If the landscape looks like a desolate wilderness, like the fabled Fertile Crescent of Mesopotamia, Iceland has been subject to massive harm from human activity. Between 25 and 40% of the land was covered in forest when Vikings first arrived, a forest composed mainly of downy birch (Betula pubescens) that, given the harshness of the climate only grew up to about 15m in height. Other trees, like tea-leaved willow (Salix phylifolia), usually grew as shrubs. Settlement meant cutting down some 95% of the forests to create pasture for sheep and to provide wood for construction and fuel. As at the Fertile Crescent, however, soil cover was thin (see the Icelandic Forestry Service for more). Continued grazing has meant that thin soil is prone to blowing away during sandstorms. Only recently have efforts been made to plant forests again, but in the subarctic climate the process will be slow. The deforested areas of Iceland are “wet deserts” in which life is sparse. Forests are necessary to store carbon to mitigate the effects of climate change, to stabilize and build soils, and to provide a rich ecosystem. In a NYT article, Saemundur Thorvaldsson, a government forester states, “The aim now is that in the next 50 years we might go up to 5 percent covered in forest,” he said. “But at the speed we’re at now, it would take 150 years to do that.”

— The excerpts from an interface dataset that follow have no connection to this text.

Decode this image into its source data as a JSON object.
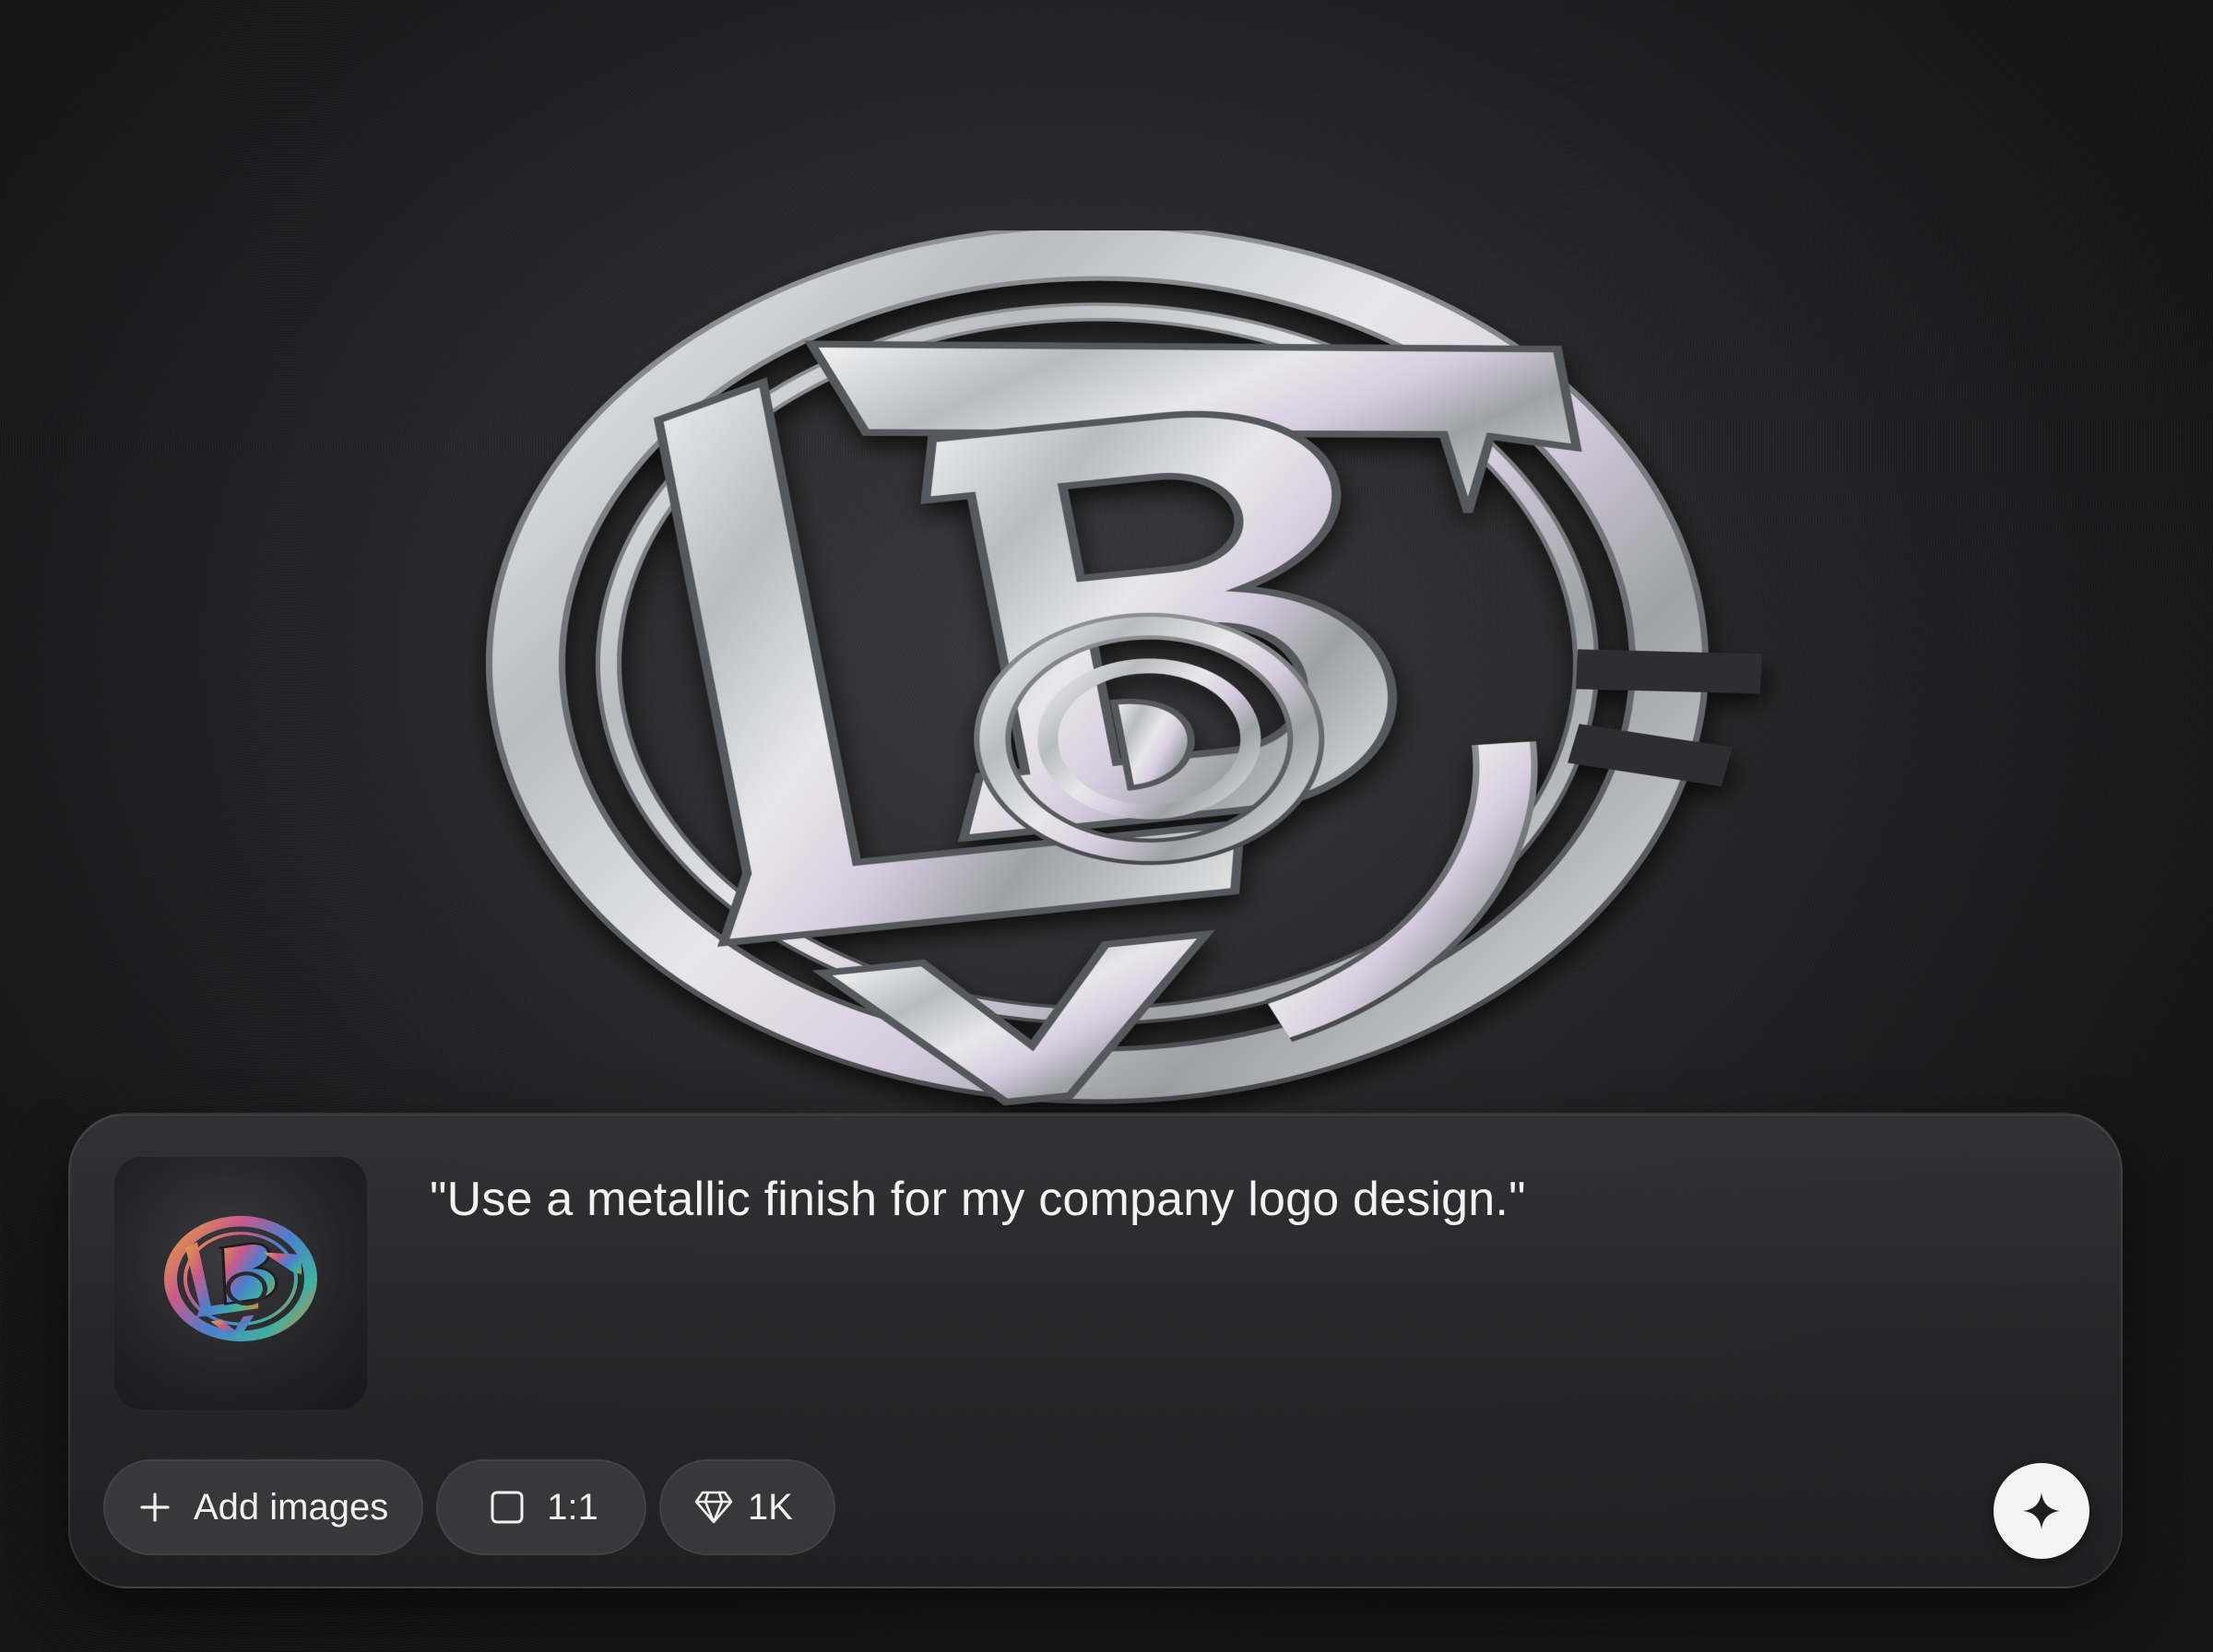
{
  "composer": {
    "prompt_text": "\"Use a metallic finish for my company logo design.\"",
    "reference_thumbnail": "colorful-logo-reference-image",
    "chips": {
      "add_images_label": "Add images",
      "add_images_icon": "plus-icon",
      "aspect_ratio_label": "1:1",
      "aspect_ratio_icon": "square-icon",
      "resolution_label": "1K",
      "resolution_icon": "diamond-icon"
    },
    "generate_button_icon": "sparkle-icon"
  },
  "colors": {
    "background": "#1c1c1e",
    "panel": "#2c2c2e",
    "chip": "#3a3a3d",
    "text": "#f2f2f2",
    "generate_button": "#f3f3f3"
  }
}
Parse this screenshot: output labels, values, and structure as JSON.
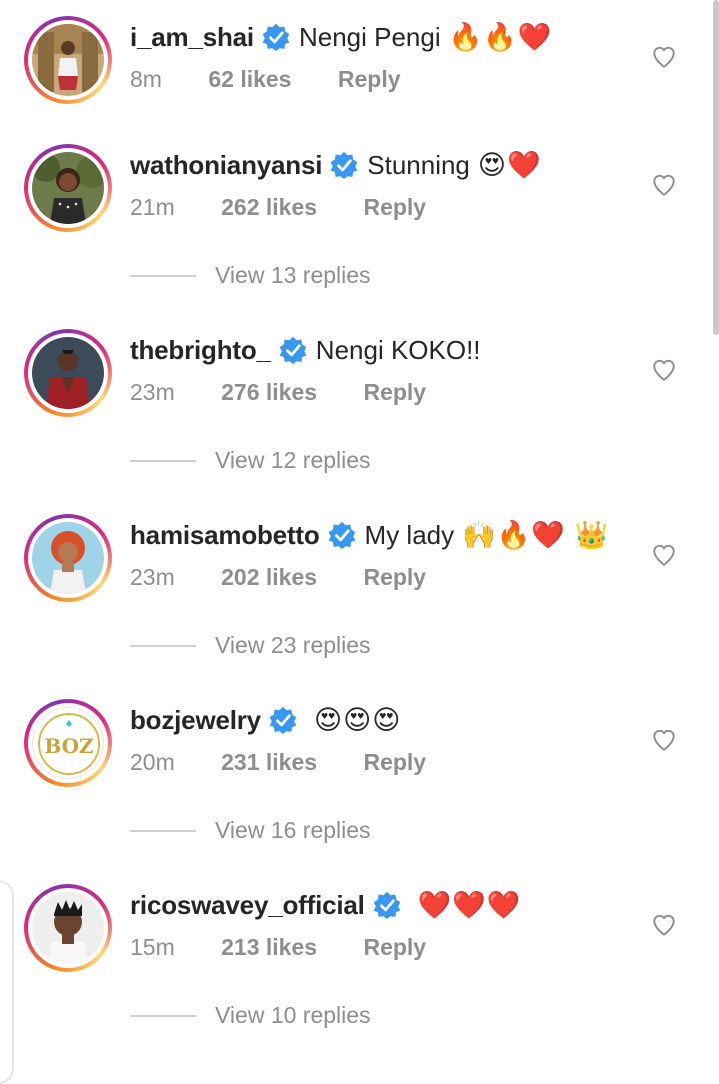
{
  "comments": [
    {
      "username": "i_am_shai",
      "text": "Nengi Pengi",
      "emojis": "🔥🔥❤️",
      "time": "8m",
      "likes": "62 likes",
      "reply": "Reply",
      "view_replies": ""
    },
    {
      "username": "wathonianyansi",
      "text": "Stunning",
      "emojis": "😍❤️",
      "time": "21m",
      "likes": "262 likes",
      "reply": "Reply",
      "view_replies": "View 13 replies"
    },
    {
      "username": "thebrighto_",
      "text": "Nengi KOKO!!",
      "emojis": "",
      "time": "23m",
      "likes": "276 likes",
      "reply": "Reply",
      "view_replies": "View 12 replies"
    },
    {
      "username": "hamisamobetto",
      "text": "My lady",
      "emojis": "🙌🔥❤️ 👑",
      "time": "23m",
      "likes": "202 likes",
      "reply": "Reply",
      "view_replies": "View 23 replies"
    },
    {
      "username": "bozjewelry",
      "text": "",
      "emojis": "😍😍😍",
      "time": "20m",
      "likes": "231 likes",
      "reply": "Reply",
      "view_replies": "View 16 replies",
      "avatar_logo": "BOZ"
    },
    {
      "username": "ricoswavey_official",
      "text": "",
      "emojis": "❤️❤️❤️",
      "time": "15m",
      "likes": "213 likes",
      "reply": "Reply",
      "view_replies": "View 10 replies"
    }
  ],
  "icons": {
    "verified": "verified-badge-icon",
    "like": "heart-outline-icon"
  },
  "colors": {
    "verified": "#3897f0",
    "meta": "#8e8e8e",
    "text": "#262626"
  }
}
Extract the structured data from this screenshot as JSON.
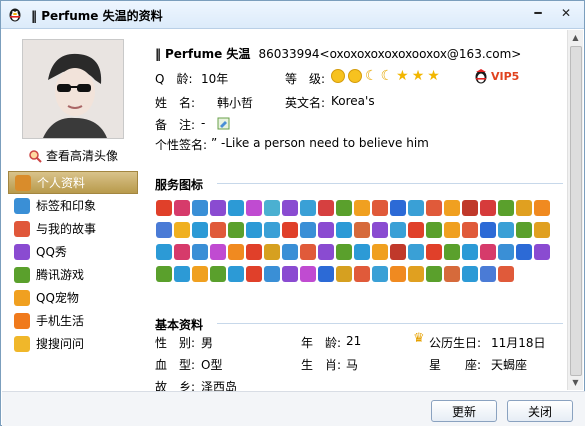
{
  "window": {
    "title": "Perfume 失温的资料",
    "title_bars": "‖"
  },
  "left": {
    "hd_link": "查看高清头像",
    "nav": [
      {
        "label": "个人资料",
        "color": "#d98c2b"
      },
      {
        "label": "标签和印象",
        "color": "#3a8fd6"
      },
      {
        "label": "与我的故事",
        "color": "#e0573a"
      },
      {
        "label": "QQ秀",
        "color": "#8a4bd1"
      },
      {
        "label": "腾讯游戏",
        "color": "#5aa02c"
      },
      {
        "label": "QQ宠物",
        "color": "#f0a020"
      },
      {
        "label": "手机生活",
        "color": "#f07a1c"
      },
      {
        "label": "搜搜问问",
        "color": "#f0b72a"
      }
    ]
  },
  "profile": {
    "bars": "‖",
    "nickname": "Perfume 失温",
    "qq_email": "86033994<oxoxoxoxoxoxooxox@163.com>",
    "age_label": "Q　龄:",
    "age_value": "10年",
    "level_label": "等　级:",
    "vip_text": "VIP5",
    "name_label": "姓　名:",
    "name_value": "韩小哲",
    "english_label": "英文名:",
    "english_value": "Korea's",
    "note_label": "备　注:",
    "note_value": "-",
    "signature_label": "个性签名:",
    "signature_value": "” -Like a person need to believe him"
  },
  "services": {
    "heading": "服务图标",
    "icons": [
      "#e0402a",
      "#d63b6b",
      "#3a8fd6",
      "#8a4bd1",
      "#2c9ad6",
      "#c04bd1",
      "#4bb0d1",
      "#8a4bd1",
      "#3aa0d6",
      "#d64040",
      "#5aa02c",
      "#f0a020",
      "#e05a3a",
      "#2c6ad6",
      "#3aa0d6",
      "#e05a3a",
      "#f0a020",
      "#c0392b",
      "#d63b3b",
      "#5aa02c",
      "#e0a020",
      "#f08a20",
      "#4a7bd6",
      "#f0b020",
      "#2c9ad6",
      "#e05a3a",
      "#5aa02c",
      "#2c9ad6",
      "#3aa0d6",
      "#e0402a",
      "#3a8fd6",
      "#8a4bd1",
      "#2c9ad6",
      "#d66a3b",
      "#8a4bd1",
      "#3aa0d6",
      "#e0402a",
      "#5aa02c",
      "#f0a020",
      "#e05a3a",
      "#2c6ad6",
      "#3aa0d6",
      "#5aa02c",
      "#e0a020",
      "#2c9ad6",
      "#d63b6b",
      "#3a8fd6",
      "#c04bd1",
      "#f08a20",
      "#e0402a",
      "#d6a020",
      "#3a8fd6",
      "#e05a3a",
      "#8a4bd1",
      "#5aa02c",
      "#2c9ad6",
      "#f0a020",
      "#c0392b",
      "#3aa0d6",
      "#e0402a",
      "#5aa02c",
      "#2c9ad6",
      "#d63b6b",
      "#3a8fd6",
      "#2c6ad6",
      "#8a4bd1",
      "#5aa02c",
      "#2c9ad6",
      "#f0a020",
      "#5aa02c",
      "#2c9ad6",
      "#e0402a",
      "#3a8fd6",
      "#8a4bd1",
      "#c04bd1",
      "#2c6ad6",
      "#d6a020",
      "#e05a3a",
      "#3aa0d6",
      "#f08a20",
      "#e0a020",
      "#5aa02c",
      "#d66a3b",
      "#2c9ad6",
      "#4a7bd6",
      "#e05a3a"
    ]
  },
  "basic": {
    "heading": "基本资料",
    "gender_label": "性　别:",
    "gender_value": "男",
    "age_label": "年　龄:",
    "age_value": "21",
    "birthday_label": "公历生日:",
    "birthday_value": "11月18日",
    "blood_label": "血　型:",
    "blood_value": "O型",
    "zodiac_label": "生　肖:",
    "zodiac_value": "马",
    "star_label": "星　　座:",
    "star_value": "天蝎座",
    "hometown_label": "故　乡:",
    "hometown_value": "泽西岛"
  },
  "buttons": {
    "refresh": "更新",
    "close": "关闭"
  }
}
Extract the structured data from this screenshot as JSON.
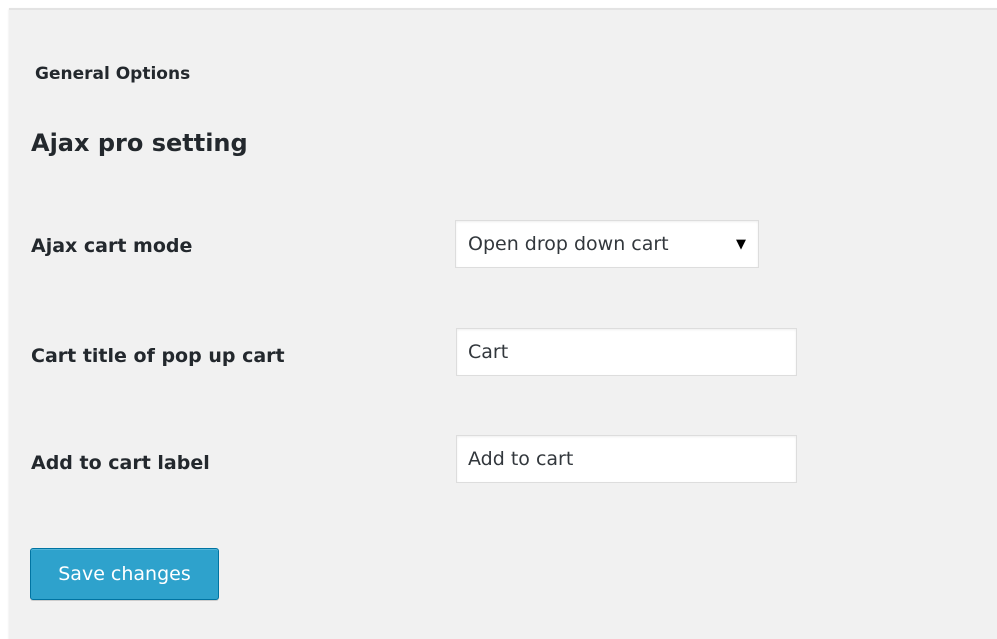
{
  "section": {
    "header": "General Options"
  },
  "settings": {
    "title": "Ajax pro setting",
    "fields": [
      {
        "label": "Ajax cart mode",
        "type": "select",
        "value": "Open drop down cart"
      },
      {
        "label": "Cart title of pop up cart",
        "type": "text",
        "value": "Cart"
      },
      {
        "label": "Add to cart label",
        "type": "text",
        "value": "Add to cart"
      }
    ],
    "save_label": "Save changes"
  },
  "icons": {
    "select_arrow": "caret-down-icon"
  },
  "colors": {
    "panel_bg": "#f1f1f1",
    "button_bg": "#2ea2cc",
    "button_border": "#0074a2",
    "text": "#23282d"
  }
}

Elsewhere, change is much easier. In more temperate climates like most of the United States, Ireland and Great Britain (both of which have had massive deforestation… Ireland was once 80% forested and is now 11%) or Europe, it is entirely possible to bring back forests within a generation. A tulip poplar (Liriodendron tulipifera) that sprouted as a seedling on a barren hillside on my property some eight years ago is now well over twenty feet tall; the entire hillside should be covered in them by now, but previous property owners employed biophobic “landscapers” who weeded them out and put down down mulch and pachysandra instead, creating a suburban desert with no diversity. I have planted dozens of trees on my half-acre of property in suburban New Jersey. Change is possible. Glaciers and lava fields are places where we can witness the sublime, but in everyday life, let’s rewild our landscapes and find room for the beautiful again.